It truly was a night of horrors for an exhausted Penguins squad and the 18,594 disappointed patrons in attendance. The faithful settled into their seats at PPG Paints Arena anticipating a Rembrandt, or at the very least, a Picasso. Instead, they were forced to view a finger painting of an effort from their heroes, a crude one at that.
Following a rousing opening shift, the locals—visibly worn—struggled to establish any offensive zone time, let alone register a shot on goal. While the Pens labored to keep pace, the high-flying Caps grabbed the lead on a power-play tally by T.J. Oshie.
As if to punctuate a dreadful opening period, captain Sidney Crosby took a stick to the nose and later hurtled head-first into the end boards following a three-way collision with Caps defenseman John Carlson and linemate Patric Hornqvist.
Miraculously, No. 87 shook off the blow and remained in the game. It was, perhaps, the only thing to go right for the Pens on this ugliest of nights.
Having survived Sid’s scary tumble and the rocky first period, the Pens finally began to mount an attack through the opening minutes of the second frame. The power surge, brief as it was, was short-circuited by a ghastly Ron Hainsey giveaway near the seven-minute mark.
Afforded an opportunity to clear the zone, the veteran defender inexplicably turned back toward his goal and was knocked to the ice by Andre Burakovsky, in the process coughing up the puck. The swift-skating Austrian sped straight to the net and beat Marc-Andre Fleury, who appeared to stop the initial shot before spinning and pulling his right pad off the post.

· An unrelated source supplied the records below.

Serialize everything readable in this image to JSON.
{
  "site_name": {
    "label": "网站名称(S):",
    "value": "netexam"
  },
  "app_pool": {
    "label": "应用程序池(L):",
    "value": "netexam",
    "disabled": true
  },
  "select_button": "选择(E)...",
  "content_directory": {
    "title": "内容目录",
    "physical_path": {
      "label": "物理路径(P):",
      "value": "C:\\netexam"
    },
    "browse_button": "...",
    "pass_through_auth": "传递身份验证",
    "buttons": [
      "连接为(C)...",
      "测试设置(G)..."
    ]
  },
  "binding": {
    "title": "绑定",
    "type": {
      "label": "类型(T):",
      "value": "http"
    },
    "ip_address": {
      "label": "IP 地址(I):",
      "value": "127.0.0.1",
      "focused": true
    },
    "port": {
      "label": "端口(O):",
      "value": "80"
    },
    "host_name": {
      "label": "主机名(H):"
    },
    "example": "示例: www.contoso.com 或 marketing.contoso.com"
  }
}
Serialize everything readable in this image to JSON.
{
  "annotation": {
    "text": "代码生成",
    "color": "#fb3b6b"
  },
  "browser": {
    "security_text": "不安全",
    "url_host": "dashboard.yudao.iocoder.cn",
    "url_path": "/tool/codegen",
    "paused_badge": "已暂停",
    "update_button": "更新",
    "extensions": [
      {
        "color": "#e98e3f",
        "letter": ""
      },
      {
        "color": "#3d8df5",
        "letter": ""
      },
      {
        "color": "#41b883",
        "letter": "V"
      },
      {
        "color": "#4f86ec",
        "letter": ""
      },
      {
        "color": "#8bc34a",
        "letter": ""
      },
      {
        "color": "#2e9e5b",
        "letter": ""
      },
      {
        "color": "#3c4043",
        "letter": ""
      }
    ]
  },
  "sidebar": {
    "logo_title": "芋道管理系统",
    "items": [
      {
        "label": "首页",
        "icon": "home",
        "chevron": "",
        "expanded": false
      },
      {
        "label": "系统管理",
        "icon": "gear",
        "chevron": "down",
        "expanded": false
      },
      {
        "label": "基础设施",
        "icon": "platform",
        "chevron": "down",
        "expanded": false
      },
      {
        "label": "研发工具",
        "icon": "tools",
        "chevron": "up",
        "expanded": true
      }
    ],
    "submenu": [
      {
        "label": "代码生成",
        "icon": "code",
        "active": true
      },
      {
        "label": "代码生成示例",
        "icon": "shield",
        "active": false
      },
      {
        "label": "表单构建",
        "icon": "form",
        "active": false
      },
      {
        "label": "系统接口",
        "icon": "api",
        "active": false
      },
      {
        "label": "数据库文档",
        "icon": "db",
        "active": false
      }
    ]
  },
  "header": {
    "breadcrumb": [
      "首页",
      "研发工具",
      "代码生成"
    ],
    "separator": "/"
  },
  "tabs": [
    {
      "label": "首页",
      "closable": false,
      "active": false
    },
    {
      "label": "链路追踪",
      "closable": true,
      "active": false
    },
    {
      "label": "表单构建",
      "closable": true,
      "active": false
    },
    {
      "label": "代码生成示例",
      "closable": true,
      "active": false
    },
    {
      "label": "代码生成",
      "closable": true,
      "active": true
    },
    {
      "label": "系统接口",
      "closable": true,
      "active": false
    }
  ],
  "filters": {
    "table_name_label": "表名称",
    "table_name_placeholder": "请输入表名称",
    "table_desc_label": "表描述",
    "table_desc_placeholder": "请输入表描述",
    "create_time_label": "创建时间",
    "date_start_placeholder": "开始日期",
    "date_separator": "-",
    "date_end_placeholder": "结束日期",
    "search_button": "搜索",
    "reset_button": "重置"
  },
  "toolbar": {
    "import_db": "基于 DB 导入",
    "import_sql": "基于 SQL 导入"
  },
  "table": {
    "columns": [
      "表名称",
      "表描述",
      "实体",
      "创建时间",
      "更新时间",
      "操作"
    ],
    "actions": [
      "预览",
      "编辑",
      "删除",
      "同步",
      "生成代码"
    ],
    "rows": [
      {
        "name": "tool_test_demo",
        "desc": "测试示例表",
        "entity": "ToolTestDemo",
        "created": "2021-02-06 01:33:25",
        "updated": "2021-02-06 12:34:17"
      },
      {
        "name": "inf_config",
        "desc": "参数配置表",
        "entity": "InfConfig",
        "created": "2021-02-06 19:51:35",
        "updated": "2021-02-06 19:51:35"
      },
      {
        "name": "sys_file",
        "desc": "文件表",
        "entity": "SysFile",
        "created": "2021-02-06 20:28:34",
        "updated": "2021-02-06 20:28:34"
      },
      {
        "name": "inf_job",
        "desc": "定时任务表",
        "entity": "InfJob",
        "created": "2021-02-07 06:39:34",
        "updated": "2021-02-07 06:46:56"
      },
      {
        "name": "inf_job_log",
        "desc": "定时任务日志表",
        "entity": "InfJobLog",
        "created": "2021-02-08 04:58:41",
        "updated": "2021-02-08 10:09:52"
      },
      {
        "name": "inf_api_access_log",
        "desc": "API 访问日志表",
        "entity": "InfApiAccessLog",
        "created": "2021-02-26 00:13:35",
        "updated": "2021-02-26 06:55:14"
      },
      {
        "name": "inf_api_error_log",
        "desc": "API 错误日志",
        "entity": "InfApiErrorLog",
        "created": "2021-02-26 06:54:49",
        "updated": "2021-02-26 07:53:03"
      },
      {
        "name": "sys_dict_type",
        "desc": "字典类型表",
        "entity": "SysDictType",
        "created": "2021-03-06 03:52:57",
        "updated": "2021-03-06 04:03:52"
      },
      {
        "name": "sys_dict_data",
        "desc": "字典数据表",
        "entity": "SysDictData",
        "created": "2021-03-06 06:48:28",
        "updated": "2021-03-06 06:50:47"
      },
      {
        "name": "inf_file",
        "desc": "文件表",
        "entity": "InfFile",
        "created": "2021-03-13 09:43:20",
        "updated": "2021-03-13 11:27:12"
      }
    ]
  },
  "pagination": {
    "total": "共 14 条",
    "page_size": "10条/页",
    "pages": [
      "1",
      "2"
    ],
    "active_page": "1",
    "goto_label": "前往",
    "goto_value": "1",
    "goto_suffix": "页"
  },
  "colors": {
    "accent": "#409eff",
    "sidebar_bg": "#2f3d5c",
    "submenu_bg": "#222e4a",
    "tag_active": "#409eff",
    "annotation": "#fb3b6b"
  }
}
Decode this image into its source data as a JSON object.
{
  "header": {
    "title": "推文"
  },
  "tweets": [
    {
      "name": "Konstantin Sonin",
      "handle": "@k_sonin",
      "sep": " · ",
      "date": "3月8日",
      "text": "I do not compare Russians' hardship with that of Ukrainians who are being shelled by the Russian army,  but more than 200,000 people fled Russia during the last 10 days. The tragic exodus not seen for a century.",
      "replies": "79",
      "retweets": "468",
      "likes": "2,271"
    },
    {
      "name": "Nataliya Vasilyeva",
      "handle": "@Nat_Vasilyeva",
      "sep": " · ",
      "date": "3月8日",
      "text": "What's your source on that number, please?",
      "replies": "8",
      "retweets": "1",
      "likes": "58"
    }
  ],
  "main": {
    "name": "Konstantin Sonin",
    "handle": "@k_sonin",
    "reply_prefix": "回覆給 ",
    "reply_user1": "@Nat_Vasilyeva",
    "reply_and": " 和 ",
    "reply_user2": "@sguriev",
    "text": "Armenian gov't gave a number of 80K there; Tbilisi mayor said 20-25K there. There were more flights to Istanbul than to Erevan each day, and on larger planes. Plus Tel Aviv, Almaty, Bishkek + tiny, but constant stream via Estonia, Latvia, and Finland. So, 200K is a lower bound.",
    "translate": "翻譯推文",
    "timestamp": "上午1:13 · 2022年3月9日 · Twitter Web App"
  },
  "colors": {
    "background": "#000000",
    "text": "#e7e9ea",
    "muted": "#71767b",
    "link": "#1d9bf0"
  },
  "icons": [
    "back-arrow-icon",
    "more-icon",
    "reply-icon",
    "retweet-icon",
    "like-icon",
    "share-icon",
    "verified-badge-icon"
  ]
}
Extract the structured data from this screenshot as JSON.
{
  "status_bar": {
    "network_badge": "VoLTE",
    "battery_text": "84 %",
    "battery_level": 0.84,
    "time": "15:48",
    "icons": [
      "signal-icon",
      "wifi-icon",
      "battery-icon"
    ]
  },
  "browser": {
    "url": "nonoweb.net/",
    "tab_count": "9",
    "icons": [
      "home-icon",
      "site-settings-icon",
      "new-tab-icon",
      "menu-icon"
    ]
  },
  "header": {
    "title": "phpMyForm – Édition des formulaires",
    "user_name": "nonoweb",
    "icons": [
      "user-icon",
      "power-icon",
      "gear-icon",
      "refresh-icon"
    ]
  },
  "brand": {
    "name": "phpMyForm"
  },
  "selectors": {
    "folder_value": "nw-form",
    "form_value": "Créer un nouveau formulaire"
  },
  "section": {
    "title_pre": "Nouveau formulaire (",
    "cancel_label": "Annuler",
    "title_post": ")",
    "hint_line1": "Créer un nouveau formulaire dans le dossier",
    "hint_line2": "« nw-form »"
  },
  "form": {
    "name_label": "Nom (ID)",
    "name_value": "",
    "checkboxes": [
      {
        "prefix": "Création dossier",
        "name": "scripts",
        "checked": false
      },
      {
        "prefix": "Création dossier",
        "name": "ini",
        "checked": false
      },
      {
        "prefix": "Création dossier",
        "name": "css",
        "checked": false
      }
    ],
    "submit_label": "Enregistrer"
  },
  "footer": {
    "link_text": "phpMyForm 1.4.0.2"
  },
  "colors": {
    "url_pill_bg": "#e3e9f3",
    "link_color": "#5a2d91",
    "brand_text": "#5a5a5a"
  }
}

The crowd groaned in unison.
To quote NBCSN analyst Mike Milbury, “That was all she wrote.”
The Pens did manage a bit of sustained pressure in the closing minutes of the second period. However, any hopes for a glorious comeback were quickly dashed 16 seconds into the final frame.
Ian Cole tried to force the puck to Crosby in the neutral zone and, instead, turned it over to Nicklas Backstrom. Sailing into the Pens’ zone on a 2-on-1, Backstrom faked a look to Burakovsky and beat Fleury with a sizzler high to the glove side.
The Caps proceeded to use “Flower” for gunnery practice until Guentzel and Malkin foiled Braden Holtby’s shutout bid in the closing minutes.
Sort of like applying lipstick to a pig.
Washington held an edge in shot attempts (51-38), shots on goal (26-18) and hits (38-32). The Penguins controlled the faceoff circle (36-33).
The Capitals converted on 2 of 4 power-play opportunities; the Pens were 0-for-3 with the man advantage. The black and gold committed 11 turnovers.
Chad Ruhwedel played in his first NHL playoff game, replacing the injured Trevor Daley. The native Californian registered three shots on goal, a hit and a blocked shot in 13:14 of ice time. He finished minus-1.
Cole (minus-3) had a tough game. The normally stout defenseman blocked three shots, but committed a game-high four giveaways.
The series finale will be played at the Verizon Center on Wednesday night. The Penguins are 3-0 in Game Sevens against the Capitals, 2-0 on the road. They defeated the Caps, 3-1, in Landover on May 1, 1992, and 6-2 at the Verizon Center on May 13, 2009.